- Evaluate passive and active strategies for limiting energy consumption as well as producing energy onsite.
Who should attend:
Architects and engineers seeking to capture the biggest energy and cost savings for their clients.
The right energy modeling tool for the job is…
Like any tool, energy modeling needs to be wielded properly. Savvy designers know that different kinds of models are useful at different times.
For example, if you use a calibrated energy model only at the end of the design process, you’re not only misusing this particular technique—you’re also missing out on the dollar and energy savings this type of modeling can provide.
This one-hour webcast will show you how to save thousands of dollars in first costs and operational costs.
Our three experienced experts know how to ask the right questions of energy models to get deeper answers that provide greater savings, greater client value, and, often, reduced first costs.
We will detail one example where initial modeling showed cost premiums for glazing, insulation, and lighting upgrades, with paybacks from 5 years to never.
But the energy analyst bundled these strategies together and reduced the HVAC demand enough to reduce overall system size, shift to an even more efficient system, and reduce first costs on a 145k ft2 school by $275,000 while also realizing immediate operational cost savings!
But make sure to analyze the right systems!
Many projects, even those doing an energy model, don’t ask the right questions.
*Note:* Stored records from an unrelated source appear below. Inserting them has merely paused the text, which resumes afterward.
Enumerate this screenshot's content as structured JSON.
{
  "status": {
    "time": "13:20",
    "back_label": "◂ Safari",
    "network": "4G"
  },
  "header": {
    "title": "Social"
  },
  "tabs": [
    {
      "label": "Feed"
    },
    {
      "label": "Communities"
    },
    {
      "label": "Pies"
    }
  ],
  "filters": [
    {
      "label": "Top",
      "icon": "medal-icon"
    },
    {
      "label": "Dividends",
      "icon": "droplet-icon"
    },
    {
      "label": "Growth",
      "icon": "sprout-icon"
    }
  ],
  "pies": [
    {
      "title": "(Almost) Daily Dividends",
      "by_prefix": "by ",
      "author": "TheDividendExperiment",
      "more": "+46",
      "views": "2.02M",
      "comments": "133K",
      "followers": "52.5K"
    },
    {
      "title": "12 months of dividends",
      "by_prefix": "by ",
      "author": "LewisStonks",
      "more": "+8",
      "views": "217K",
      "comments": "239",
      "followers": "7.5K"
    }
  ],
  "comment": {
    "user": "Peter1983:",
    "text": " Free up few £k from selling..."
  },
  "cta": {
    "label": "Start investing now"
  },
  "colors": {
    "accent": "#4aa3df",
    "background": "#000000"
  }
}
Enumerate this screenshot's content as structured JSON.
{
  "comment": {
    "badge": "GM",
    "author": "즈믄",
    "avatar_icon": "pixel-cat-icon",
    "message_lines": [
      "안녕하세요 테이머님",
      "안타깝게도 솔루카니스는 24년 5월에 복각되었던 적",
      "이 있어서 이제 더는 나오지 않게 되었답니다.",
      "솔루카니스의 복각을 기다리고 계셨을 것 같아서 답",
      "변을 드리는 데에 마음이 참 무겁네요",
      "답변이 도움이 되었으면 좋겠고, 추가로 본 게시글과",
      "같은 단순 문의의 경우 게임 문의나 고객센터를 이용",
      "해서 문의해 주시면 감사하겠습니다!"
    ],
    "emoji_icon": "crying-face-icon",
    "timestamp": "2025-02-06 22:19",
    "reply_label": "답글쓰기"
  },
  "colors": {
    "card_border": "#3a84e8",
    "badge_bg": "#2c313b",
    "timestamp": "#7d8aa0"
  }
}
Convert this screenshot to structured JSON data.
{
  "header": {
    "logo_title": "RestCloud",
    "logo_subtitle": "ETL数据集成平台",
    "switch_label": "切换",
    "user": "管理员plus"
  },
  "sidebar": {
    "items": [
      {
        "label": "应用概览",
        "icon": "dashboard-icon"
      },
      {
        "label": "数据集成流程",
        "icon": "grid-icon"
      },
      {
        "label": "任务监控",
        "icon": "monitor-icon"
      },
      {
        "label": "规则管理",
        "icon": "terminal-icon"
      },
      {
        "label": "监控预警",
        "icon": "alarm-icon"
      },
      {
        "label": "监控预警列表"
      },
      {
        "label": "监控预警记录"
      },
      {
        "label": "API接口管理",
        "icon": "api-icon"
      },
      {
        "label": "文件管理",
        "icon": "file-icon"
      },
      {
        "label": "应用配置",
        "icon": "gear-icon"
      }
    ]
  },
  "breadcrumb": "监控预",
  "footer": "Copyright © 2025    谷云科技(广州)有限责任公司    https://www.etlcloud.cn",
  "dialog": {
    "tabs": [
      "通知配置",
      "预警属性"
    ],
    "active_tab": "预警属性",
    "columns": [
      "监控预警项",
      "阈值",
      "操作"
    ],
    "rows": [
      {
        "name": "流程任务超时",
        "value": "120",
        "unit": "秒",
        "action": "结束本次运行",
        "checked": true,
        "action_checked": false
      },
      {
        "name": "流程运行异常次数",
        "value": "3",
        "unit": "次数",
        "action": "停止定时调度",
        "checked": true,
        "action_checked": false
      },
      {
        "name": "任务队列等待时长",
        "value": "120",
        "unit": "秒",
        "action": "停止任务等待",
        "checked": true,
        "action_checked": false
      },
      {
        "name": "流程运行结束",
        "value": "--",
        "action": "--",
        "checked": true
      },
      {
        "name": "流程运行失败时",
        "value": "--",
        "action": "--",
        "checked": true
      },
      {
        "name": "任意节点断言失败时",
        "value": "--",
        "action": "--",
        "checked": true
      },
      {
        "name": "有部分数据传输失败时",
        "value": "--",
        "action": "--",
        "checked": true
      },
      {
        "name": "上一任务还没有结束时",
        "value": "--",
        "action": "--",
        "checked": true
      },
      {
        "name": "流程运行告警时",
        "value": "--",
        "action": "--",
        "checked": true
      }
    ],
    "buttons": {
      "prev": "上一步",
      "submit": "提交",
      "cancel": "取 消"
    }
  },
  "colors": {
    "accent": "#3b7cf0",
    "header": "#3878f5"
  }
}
We’ll delve into the four models you should consider: Business as Usual, Code Minimum, High Performance and Deep Green—and evaluate each for its architectural impacts, qualitative impacts, mechanical comparison, and life-cycle cost impacts.
We’ll give you a list of key questions you should ask your client to maximize project value and achieve energy savings.
We’ll show you how to incorporate your client’s answers into the energy model and test them:
- Are you willing to open and close windows?
- Are hours above 78ºF acceptable? How many?
- How much do you spend on your utilities? How much reduction in the bills will incentivize a different system type?
We’ll also give you a list of key questions you MUST ask your energy analyst.
- Our list of essential questions to ask your analyst will help make sure the results of the model are relevant to your goals:
- How much operable window area and shading do I need to provide to keep interior temperatures below 78ºF?
- How many hours do we see above 78ºF (without mechanical cooling)?
- How many hours do we see above 78ºF by reducing airflow in the space?
- How much reduction in the bills do we see?
A lifelong Washington resident, Kjell Anderson practices architecture at LMN Architects and works with the LMN Tech Studio in Seattle. When he's not designing buildings and simulating energy performance, he spends time with his wife and daughters, plays the violin/fiddle, and is active in local and national sustainability and AIA initiatives.
Marcus Sheffer has developed a national reputation as a leader in energy management, efficiency, and conservation. After 12 years at the Pennsylvania Energy Office, he founded Energy Opportunities, Inc., and provides technical consulting services on all manner of building energy issues, renewable energy systems, and the environmental impacts of human enterprises. He has been a USGBC/GBCI LEED Project Reviewer since 2003, and from 2004 to 2010 he was Vice Chair and then Chair of the EA TAG.
Amarpreet Sethi has been performing energy modeling for over 10 years, including design assistance modeling, modeling for LEED and thermal modeling for natural ventilation. Her thorough knowledge of climate-responsive design, daylighting, HVAC systems and various other energy efficient techniques are used in conjunction with energy, thermal and daylighting modeling to assist the architectural and mechanical teams to deliver the utmost caliber of high-performance buildings.
Paula Melton, LEED AP BD+C, is Managing Editor at BuildingGreen, where she writes feature articles, blog posts, and product reviews on a variety of sustainable design topics. With an MFA in creative writing and a background in both journalism and socially responsible marketing, she has been researching and writing about health and sustainability for more than a decade.